> _TASK INSTRUCTIONS_
Identify, in the records below, every line where the string "image" appears, and copy each such line.

> _DATA FOR ANALYSIS_
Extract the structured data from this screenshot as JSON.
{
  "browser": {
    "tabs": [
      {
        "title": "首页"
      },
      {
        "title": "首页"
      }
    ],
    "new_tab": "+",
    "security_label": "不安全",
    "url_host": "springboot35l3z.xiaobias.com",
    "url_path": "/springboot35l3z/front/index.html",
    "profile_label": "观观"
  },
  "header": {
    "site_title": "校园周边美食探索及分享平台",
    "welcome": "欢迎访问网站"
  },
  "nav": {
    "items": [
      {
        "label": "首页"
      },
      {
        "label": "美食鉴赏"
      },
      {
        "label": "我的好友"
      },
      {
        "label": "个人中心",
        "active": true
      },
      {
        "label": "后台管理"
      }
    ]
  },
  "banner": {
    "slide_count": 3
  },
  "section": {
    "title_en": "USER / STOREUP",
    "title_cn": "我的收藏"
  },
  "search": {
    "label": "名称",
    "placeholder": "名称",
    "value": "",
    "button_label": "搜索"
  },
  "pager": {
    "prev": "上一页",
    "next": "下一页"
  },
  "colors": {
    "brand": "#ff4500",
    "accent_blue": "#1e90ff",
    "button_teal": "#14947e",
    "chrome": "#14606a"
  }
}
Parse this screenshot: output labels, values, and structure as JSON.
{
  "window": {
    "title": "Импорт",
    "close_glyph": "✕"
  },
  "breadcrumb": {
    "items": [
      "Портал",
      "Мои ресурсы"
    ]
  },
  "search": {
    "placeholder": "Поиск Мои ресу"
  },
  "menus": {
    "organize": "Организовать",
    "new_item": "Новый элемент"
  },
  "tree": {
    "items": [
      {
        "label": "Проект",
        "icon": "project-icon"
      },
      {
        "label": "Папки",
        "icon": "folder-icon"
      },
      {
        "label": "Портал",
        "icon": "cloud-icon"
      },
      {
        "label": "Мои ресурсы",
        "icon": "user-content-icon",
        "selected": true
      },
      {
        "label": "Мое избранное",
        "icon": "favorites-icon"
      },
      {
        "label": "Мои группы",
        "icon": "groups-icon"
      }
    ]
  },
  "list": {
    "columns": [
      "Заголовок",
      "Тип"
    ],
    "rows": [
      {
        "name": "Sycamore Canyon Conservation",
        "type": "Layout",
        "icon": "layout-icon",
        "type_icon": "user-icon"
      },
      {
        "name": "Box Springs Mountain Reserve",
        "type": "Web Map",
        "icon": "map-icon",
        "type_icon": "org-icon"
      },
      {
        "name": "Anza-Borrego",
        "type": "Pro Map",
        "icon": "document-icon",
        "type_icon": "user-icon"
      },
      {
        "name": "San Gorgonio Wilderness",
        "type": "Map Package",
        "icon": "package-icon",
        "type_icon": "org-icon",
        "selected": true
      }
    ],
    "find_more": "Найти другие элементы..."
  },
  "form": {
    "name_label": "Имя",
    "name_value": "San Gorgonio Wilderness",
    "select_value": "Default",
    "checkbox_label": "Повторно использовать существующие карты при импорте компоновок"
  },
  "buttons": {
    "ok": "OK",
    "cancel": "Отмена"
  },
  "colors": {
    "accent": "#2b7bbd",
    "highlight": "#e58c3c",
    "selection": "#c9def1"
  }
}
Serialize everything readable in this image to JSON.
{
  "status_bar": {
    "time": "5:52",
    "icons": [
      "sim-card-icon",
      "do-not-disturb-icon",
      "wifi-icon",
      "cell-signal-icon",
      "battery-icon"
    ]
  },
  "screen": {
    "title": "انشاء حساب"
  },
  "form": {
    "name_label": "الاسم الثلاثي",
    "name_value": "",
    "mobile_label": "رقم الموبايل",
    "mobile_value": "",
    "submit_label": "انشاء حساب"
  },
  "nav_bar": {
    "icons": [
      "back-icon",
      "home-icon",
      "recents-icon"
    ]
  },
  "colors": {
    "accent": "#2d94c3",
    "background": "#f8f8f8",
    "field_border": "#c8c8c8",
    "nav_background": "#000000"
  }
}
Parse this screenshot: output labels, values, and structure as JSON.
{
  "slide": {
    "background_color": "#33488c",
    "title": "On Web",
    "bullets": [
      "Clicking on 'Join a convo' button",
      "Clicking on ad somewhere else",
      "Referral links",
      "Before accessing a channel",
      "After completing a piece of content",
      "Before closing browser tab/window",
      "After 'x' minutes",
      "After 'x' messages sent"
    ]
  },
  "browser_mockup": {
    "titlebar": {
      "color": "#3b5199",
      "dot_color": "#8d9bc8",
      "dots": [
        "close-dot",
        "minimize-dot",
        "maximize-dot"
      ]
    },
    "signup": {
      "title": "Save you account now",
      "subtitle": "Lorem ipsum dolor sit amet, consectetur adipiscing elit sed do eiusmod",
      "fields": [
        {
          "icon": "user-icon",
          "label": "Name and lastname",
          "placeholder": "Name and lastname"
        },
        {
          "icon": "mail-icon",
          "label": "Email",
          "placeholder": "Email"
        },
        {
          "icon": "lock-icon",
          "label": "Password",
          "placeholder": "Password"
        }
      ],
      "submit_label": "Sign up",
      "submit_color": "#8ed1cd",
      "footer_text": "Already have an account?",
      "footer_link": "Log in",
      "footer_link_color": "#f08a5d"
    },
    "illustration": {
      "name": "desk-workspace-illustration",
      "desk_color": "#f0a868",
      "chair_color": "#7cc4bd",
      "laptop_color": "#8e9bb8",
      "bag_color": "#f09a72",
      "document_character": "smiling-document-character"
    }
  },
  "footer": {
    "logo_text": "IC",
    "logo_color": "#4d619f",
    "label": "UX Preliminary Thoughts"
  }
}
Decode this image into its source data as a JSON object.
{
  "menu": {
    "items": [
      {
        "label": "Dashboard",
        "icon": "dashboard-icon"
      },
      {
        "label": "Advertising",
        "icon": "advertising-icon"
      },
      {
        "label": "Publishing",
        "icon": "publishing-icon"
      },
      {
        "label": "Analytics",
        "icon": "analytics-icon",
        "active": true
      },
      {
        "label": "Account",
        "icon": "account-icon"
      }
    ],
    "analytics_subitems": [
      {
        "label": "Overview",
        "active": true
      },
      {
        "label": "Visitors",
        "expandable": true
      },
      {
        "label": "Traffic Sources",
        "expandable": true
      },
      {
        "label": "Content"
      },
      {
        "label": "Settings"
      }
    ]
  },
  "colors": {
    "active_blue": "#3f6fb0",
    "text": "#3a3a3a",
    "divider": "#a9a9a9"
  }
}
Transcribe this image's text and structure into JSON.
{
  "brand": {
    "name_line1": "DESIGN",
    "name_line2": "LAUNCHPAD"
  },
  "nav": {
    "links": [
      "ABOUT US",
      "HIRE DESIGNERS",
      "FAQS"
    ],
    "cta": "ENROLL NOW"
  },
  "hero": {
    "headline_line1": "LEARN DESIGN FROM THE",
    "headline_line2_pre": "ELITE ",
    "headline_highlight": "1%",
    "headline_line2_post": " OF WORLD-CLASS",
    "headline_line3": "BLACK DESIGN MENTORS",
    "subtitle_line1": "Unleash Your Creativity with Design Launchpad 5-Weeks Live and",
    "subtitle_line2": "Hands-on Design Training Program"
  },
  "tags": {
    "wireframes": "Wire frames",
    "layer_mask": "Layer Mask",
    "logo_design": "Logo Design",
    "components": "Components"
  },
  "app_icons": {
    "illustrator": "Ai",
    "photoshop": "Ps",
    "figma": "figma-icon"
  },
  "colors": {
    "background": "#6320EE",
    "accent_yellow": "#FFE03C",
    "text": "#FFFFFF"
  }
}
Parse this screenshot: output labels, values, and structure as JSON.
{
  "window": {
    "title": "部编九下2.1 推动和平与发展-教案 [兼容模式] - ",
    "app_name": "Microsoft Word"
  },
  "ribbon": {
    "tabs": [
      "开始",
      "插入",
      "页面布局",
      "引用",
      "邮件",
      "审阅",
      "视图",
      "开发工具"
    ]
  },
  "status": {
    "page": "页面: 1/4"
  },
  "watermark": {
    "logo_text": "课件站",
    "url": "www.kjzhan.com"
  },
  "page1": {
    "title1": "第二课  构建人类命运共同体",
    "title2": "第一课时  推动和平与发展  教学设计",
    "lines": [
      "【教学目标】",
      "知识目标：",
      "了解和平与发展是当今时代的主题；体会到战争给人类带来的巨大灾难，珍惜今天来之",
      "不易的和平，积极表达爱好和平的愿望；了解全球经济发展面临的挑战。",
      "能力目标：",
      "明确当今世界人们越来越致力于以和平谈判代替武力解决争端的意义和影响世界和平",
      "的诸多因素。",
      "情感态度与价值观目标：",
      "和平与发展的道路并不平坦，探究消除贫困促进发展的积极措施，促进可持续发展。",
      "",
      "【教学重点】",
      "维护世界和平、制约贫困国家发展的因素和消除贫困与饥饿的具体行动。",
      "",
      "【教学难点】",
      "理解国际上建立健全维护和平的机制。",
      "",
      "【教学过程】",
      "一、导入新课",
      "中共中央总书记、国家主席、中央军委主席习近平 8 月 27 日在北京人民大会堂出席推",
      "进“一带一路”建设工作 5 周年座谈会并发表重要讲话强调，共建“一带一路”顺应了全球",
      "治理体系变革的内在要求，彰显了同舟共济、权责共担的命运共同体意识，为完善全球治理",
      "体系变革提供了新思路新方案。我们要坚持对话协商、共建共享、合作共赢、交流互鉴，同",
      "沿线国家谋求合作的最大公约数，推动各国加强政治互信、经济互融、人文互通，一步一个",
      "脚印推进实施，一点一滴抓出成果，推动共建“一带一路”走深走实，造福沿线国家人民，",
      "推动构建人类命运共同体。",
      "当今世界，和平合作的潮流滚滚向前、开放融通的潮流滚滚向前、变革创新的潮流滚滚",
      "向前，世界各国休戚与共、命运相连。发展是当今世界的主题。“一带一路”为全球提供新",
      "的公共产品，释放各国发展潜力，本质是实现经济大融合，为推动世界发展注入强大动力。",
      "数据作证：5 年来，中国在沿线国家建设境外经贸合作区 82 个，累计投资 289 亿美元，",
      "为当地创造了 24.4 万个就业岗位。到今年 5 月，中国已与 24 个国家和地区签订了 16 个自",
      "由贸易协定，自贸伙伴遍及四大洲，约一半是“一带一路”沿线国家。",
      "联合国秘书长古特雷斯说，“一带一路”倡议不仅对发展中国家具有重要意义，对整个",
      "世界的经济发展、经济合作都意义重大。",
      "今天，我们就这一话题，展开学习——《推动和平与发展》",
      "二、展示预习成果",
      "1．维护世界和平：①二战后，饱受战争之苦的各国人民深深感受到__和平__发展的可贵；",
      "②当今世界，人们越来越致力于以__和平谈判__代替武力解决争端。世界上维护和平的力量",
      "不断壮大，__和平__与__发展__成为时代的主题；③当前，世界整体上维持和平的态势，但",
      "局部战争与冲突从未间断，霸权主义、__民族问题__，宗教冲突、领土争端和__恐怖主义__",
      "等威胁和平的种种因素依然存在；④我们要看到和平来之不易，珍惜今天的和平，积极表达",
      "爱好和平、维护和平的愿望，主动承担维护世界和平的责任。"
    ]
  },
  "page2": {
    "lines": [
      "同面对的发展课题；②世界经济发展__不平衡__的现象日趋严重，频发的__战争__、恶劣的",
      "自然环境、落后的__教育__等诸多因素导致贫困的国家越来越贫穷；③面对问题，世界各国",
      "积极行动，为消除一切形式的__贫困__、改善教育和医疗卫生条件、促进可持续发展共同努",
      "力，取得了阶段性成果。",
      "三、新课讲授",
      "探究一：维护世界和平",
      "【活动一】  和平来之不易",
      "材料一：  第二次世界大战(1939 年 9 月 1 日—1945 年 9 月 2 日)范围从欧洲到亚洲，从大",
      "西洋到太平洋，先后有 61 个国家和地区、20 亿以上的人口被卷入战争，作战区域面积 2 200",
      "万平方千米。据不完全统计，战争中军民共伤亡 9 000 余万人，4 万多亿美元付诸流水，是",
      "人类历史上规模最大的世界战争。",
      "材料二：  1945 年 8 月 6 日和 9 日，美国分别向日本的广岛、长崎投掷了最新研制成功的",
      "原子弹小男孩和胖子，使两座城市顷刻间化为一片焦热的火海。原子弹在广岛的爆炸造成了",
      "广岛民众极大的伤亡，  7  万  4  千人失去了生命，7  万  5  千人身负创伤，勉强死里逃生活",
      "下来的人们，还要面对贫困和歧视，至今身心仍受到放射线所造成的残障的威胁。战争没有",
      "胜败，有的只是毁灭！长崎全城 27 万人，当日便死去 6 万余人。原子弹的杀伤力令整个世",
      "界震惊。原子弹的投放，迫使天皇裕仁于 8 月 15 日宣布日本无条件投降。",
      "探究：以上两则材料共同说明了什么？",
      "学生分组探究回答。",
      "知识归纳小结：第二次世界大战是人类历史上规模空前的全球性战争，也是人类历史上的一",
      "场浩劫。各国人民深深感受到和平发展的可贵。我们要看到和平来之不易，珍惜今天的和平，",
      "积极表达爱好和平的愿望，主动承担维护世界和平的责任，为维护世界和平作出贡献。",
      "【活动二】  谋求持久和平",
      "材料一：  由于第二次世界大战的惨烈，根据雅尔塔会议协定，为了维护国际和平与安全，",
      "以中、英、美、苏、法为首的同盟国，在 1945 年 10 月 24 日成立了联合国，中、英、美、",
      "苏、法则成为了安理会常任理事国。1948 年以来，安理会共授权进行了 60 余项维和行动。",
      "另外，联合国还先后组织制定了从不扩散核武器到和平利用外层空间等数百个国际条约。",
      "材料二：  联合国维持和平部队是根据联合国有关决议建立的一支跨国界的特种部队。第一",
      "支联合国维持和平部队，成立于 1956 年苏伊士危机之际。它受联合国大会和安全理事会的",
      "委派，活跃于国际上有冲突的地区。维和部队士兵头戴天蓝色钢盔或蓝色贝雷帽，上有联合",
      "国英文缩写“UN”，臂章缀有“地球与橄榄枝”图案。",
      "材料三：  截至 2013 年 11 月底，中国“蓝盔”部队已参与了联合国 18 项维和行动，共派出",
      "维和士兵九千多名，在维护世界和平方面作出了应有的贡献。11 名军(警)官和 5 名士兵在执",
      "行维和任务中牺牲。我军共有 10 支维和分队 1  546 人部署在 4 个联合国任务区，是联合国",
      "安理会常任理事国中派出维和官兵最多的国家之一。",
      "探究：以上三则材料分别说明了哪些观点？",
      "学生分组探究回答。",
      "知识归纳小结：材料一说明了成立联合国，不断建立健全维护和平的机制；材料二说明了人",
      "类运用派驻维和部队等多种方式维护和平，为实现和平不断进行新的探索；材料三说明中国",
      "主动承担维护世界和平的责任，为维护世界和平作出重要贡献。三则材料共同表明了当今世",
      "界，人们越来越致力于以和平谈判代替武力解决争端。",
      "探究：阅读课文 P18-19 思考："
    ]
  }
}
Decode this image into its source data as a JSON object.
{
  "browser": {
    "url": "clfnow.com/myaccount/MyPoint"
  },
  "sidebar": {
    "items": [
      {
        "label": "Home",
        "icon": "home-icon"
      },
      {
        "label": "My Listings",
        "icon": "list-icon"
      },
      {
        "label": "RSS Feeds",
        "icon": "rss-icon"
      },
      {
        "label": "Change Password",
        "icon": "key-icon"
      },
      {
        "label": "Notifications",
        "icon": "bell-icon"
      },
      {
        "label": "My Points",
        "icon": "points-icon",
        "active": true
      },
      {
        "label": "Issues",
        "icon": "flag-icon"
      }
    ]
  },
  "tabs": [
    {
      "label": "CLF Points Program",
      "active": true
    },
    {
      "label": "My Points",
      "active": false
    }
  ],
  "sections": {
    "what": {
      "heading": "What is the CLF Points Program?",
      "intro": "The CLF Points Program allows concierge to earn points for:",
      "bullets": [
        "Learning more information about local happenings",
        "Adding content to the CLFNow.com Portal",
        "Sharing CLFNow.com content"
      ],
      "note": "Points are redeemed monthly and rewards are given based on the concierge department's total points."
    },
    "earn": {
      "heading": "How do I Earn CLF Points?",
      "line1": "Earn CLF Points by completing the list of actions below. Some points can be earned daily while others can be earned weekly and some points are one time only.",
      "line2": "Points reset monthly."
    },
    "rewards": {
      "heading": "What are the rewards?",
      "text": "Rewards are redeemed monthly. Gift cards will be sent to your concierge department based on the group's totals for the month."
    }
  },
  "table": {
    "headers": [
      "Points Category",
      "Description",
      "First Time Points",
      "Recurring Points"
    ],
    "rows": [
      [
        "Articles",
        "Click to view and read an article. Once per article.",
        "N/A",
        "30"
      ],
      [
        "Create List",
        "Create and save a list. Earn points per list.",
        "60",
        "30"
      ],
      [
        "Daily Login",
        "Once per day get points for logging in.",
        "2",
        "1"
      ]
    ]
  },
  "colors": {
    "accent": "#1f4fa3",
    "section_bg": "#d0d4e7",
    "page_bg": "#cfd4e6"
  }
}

> _THE COMPLETED TASK_
Serialize everything readable in this image to JSON.
Decode this image into its source data as a JSON object.
Transcribe this image's text and structure into JSON.
Decode this image into its source data as a JSON object.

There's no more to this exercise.